So, your child is having trouble communicating and your local speech pathologist has mentioned AAC devices to help make things easier. You might be worried this will stop their natural speech development, but this is a common misconception and a BIG MYTH.
AAC devices and systems can be a powerful tool to help your child communicate more effectively. In this blog, we delve deeper into AAC devices and clear the air around the value of their use.
What is AAC?
If this is the first time you’ve heard about AAC, it’s natural to be curious or sceptical about these devices. AAC stands for augmentative alternative communication and it is used to express thoughts, needs, wants, and ideas in children and adults who have severe speech problems.
We all have AAC – for example, when we make facial expressions or gestures, use symbols or pictures, and write things down. However, this is not possible for some children and adults.
AAC devices like picture communication boards and electronic devices can help people express themselves, increase social interaction, and improve their self worth.
Does AAC have an impact on speech development?
It might come as a surprise, but evidence suggests AAC does not stop speech development. In fact, there is evidence to suggest it does the opposite – it has a positive impact on speech and language development (Millar, Light & Schlosser, 2006; Blischak, Lombardino & Dyson, 2003).

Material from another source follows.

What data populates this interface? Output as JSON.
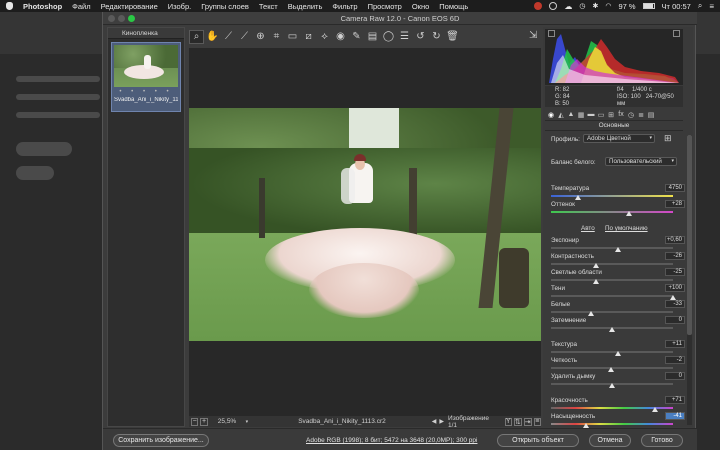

AAC users incorporate other ways to communicate including AAC devices, systems, gestures, and sounds. Sometimes, they will even use speech if they can’t communicate what they want to because speech is the most efficient and effective way to communicate.
Your child will use what works best to get what they need quickly – this may be through a variety of means. In speech pathology, we call this multimodal communication. Use of speech can sometimes be frustrating for kids who are struggling to communicate verbally, which is why speech is often more successful when it is supported by AAC devices.

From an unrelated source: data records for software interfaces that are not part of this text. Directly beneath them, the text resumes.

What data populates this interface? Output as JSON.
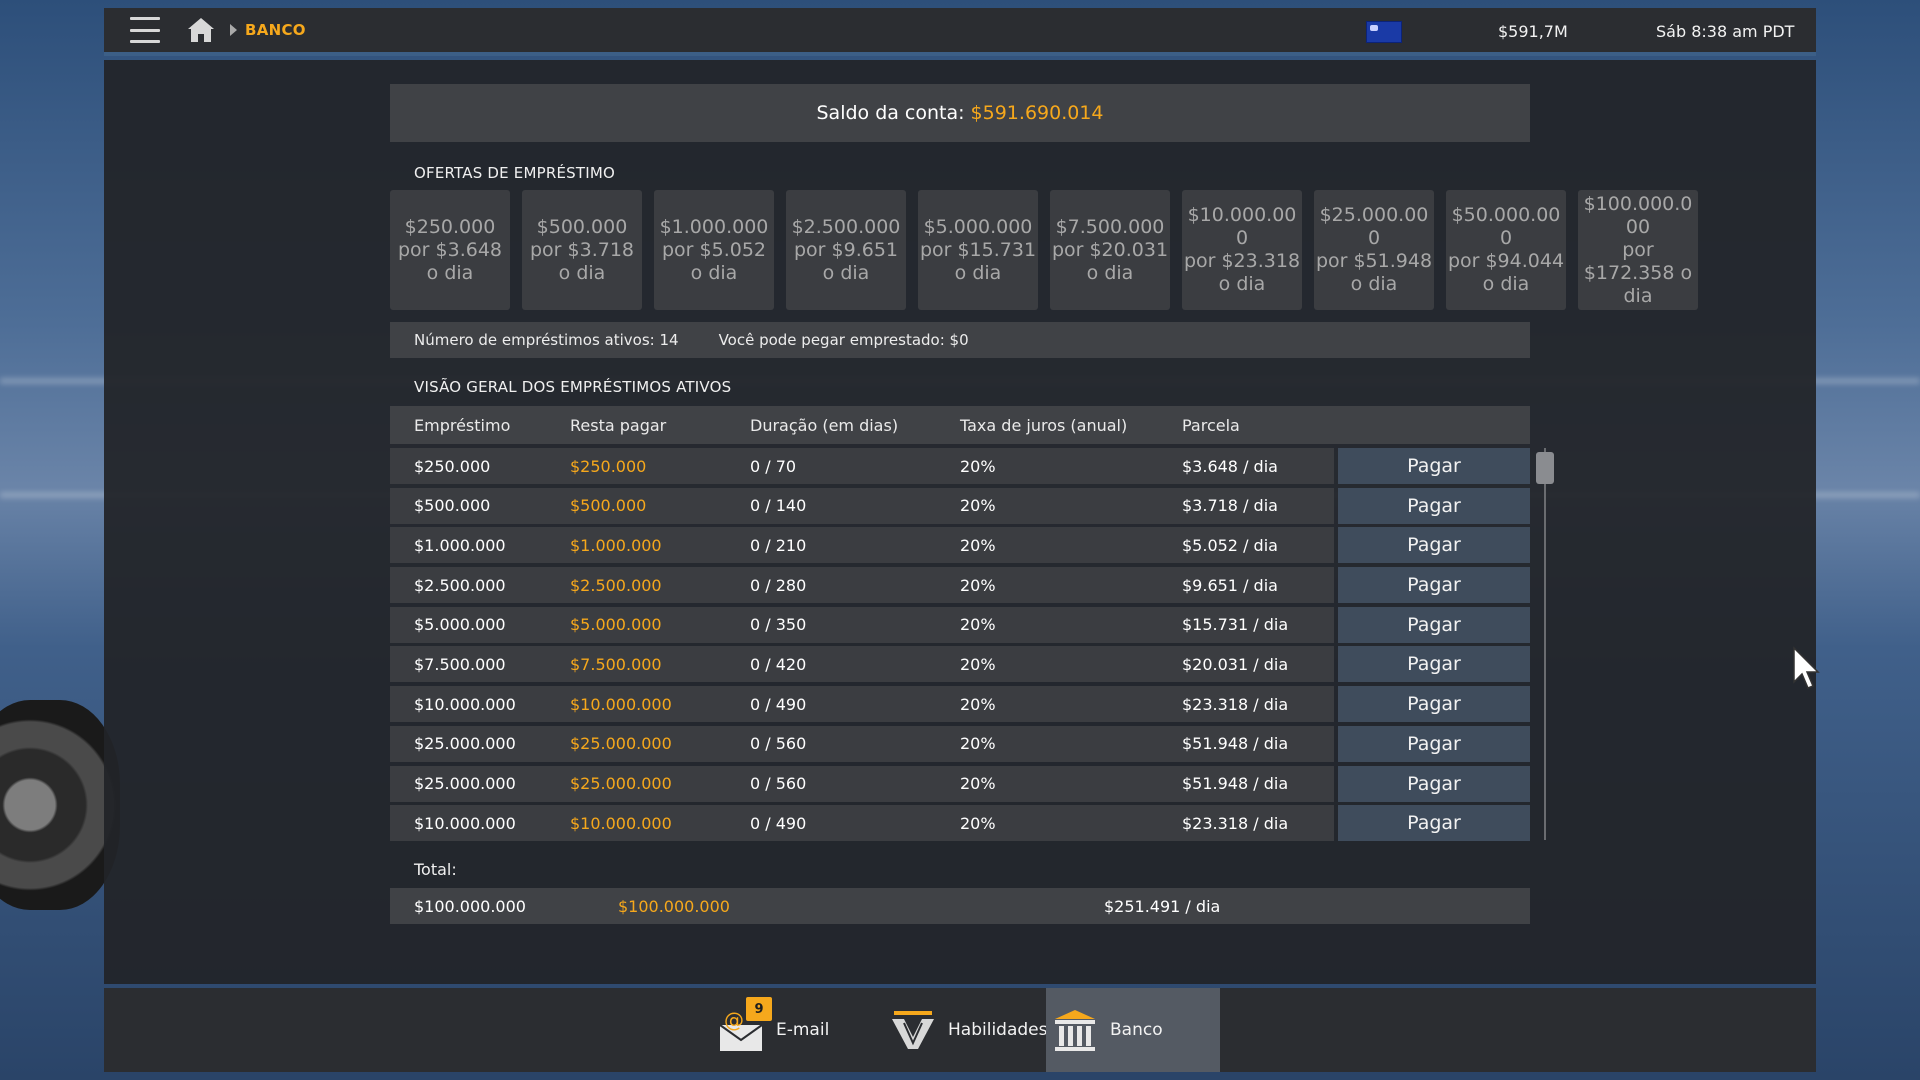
{
  "header": {
    "breadcrumb": "BANCO",
    "money": "$591,7M",
    "time": "Sáb 8:38 am PDT"
  },
  "balance": {
    "label": "Saldo da conta:",
    "value": "$591.690.014"
  },
  "offers": {
    "title": "OFERTAS DE EMPRÉSTIMO",
    "items": [
      {
        "amount": "$250.000",
        "daily": "por $3.648 o dia"
      },
      {
        "amount": "$500.000",
        "daily": "por $3.718 o dia"
      },
      {
        "amount": "$1.000.000",
        "daily": "por $5.052 o dia"
      },
      {
        "amount": "$2.500.000",
        "daily": "por $9.651 o dia"
      },
      {
        "amount": "$5.000.000",
        "daily": "por $15.731 o dia"
      },
      {
        "amount": "$7.500.000",
        "daily": "por $20.031 o dia"
      },
      {
        "amount": "$10.000.000",
        "daily": "por $23.318 o dia"
      },
      {
        "amount": "$25.000.000",
        "daily": "por $51.948 o dia"
      },
      {
        "amount": "$50.000.000",
        "daily": "por $94.044 o dia"
      },
      {
        "amount": "$100.000.000",
        "daily": "por $172.358 o dia"
      }
    ]
  },
  "info": {
    "active_loans": "Número de empréstimos ativos: 14",
    "can_borrow": "Você pode pegar emprestado: $0"
  },
  "overview": {
    "title": "VISÃO GERAL DOS EMPRÉSTIMOS ATIVOS",
    "columns": [
      "Empréstimo",
      "Resta pagar",
      "Duração (em dias)",
      "Taxa de juros (anual)",
      "Parcela"
    ],
    "pay_label": "Pagar",
    "rows": [
      {
        "loan": "$250.000",
        "remaining": "$250.000",
        "duration": "0 / 70",
        "rate": "20%",
        "installment": "$3.648 / dia"
      },
      {
        "loan": "$500.000",
        "remaining": "$500.000",
        "duration": "0 / 140",
        "rate": "20%",
        "installment": "$3.718 / dia"
      },
      {
        "loan": "$1.000.000",
        "remaining": "$1.000.000",
        "duration": "0 / 210",
        "rate": "20%",
        "installment": "$5.052 / dia"
      },
      {
        "loan": "$2.500.000",
        "remaining": "$2.500.000",
        "duration": "0 / 280",
        "rate": "20%",
        "installment": "$9.651 / dia"
      },
      {
        "loan": "$5.000.000",
        "remaining": "$5.000.000",
        "duration": "0 / 350",
        "rate": "20%",
        "installment": "$15.731 / dia"
      },
      {
        "loan": "$7.500.000",
        "remaining": "$7.500.000",
        "duration": "0 / 420",
        "rate": "20%",
        "installment": "$20.031 / dia"
      },
      {
        "loan": "$10.000.000",
        "remaining": "$10.000.000",
        "duration": "0 / 490",
        "rate": "20%",
        "installment": "$23.318 / dia"
      },
      {
        "loan": "$25.000.000",
        "remaining": "$25.000.000",
        "duration": "0 / 560",
        "rate": "20%",
        "installment": "$51.948 / dia"
      },
      {
        "loan": "$25.000.000",
        "remaining": "$25.000.000",
        "duration": "0 / 560",
        "rate": "20%",
        "installment": "$51.948 / dia"
      },
      {
        "loan": "$10.000.000",
        "remaining": "$10.000.000",
        "duration": "0 / 490",
        "rate": "20%",
        "installment": "$23.318 / dia"
      }
    ]
  },
  "total": {
    "label": "Total:",
    "loan": "$100.000.000",
    "remaining": "$100.000.000",
    "installment": "$251.491 / dia"
  },
  "bottom_tabs": {
    "email": {
      "label": "E-mail",
      "badge": "9"
    },
    "skills": {
      "label": "Habilidades"
    },
    "bank": {
      "label": "Banco"
    }
  },
  "colors": {
    "accent": "#f6a81c",
    "panel": "#222428",
    "row": "#3b3d41",
    "pay_button": "#3f4c5c",
    "active_tab": "#545a63"
  }
}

In other words, if speech is unclear, the AAC device can be used to provide clarification. This makes for a more positive communicative experience for everyone involved.
Don’t shy away from AAC devices

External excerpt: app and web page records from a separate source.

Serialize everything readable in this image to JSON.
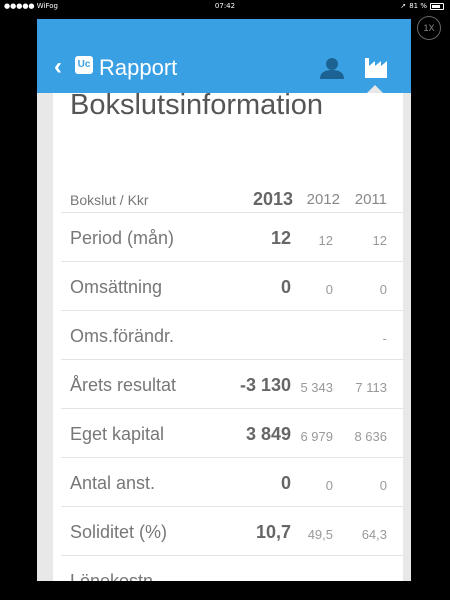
{
  "status_bar": {
    "carrier": "●●●●● WiFog",
    "time": "07:42",
    "battery": "81 %"
  },
  "zoom_badge": "1X",
  "app_bar": {
    "back_icon": "chevron-left",
    "logo_text": "Uc",
    "title": "Rapport",
    "icons": [
      "person-icon",
      "factory-icon"
    ],
    "accent_color": "#3aa0e4"
  },
  "section": {
    "heading": "Bokslutsinformation",
    "table": {
      "header": {
        "label": "Bokslut / Kkr",
        "years": [
          "2013",
          "2012",
          "2011"
        ]
      },
      "rows": [
        {
          "label": "Period (mån)",
          "values": [
            "12",
            "12",
            "12"
          ]
        },
        {
          "label": "Omsättning",
          "values": [
            "0",
            "0",
            "0"
          ]
        },
        {
          "label": "Oms.förändr.",
          "values": [
            "",
            "",
            "-"
          ]
        },
        {
          "label": "Årets resultat",
          "values": [
            "-3 130",
            "5 343",
            "7 113"
          ]
        },
        {
          "label": "Eget kapital",
          "values": [
            "3 849",
            "6 979",
            "8 636"
          ]
        },
        {
          "label": "Antal anst.",
          "values": [
            "0",
            "0",
            "0"
          ]
        },
        {
          "label": "Soliditet (%)",
          "values": [
            "10,7",
            "49,5",
            "64,3"
          ]
        },
        {
          "label": "Lönekostn.",
          "values": [
            "",
            "",
            ""
          ]
        }
      ]
    }
  }
}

AAC has so many benefits for your child’s development – but most importantly, it is our hope as speech pathologists that everyone is able to express themselves successfully and we will always support your child in doing so – whatever that looks like for them.
AAC is a powerful tool. If you want to learn more, have a chat with your local speech pathologist next time you see them. At Harrison Speech Pathology, we specialise in children’s speech pathology and social skill development, so we can help find an AAC system suited to your child.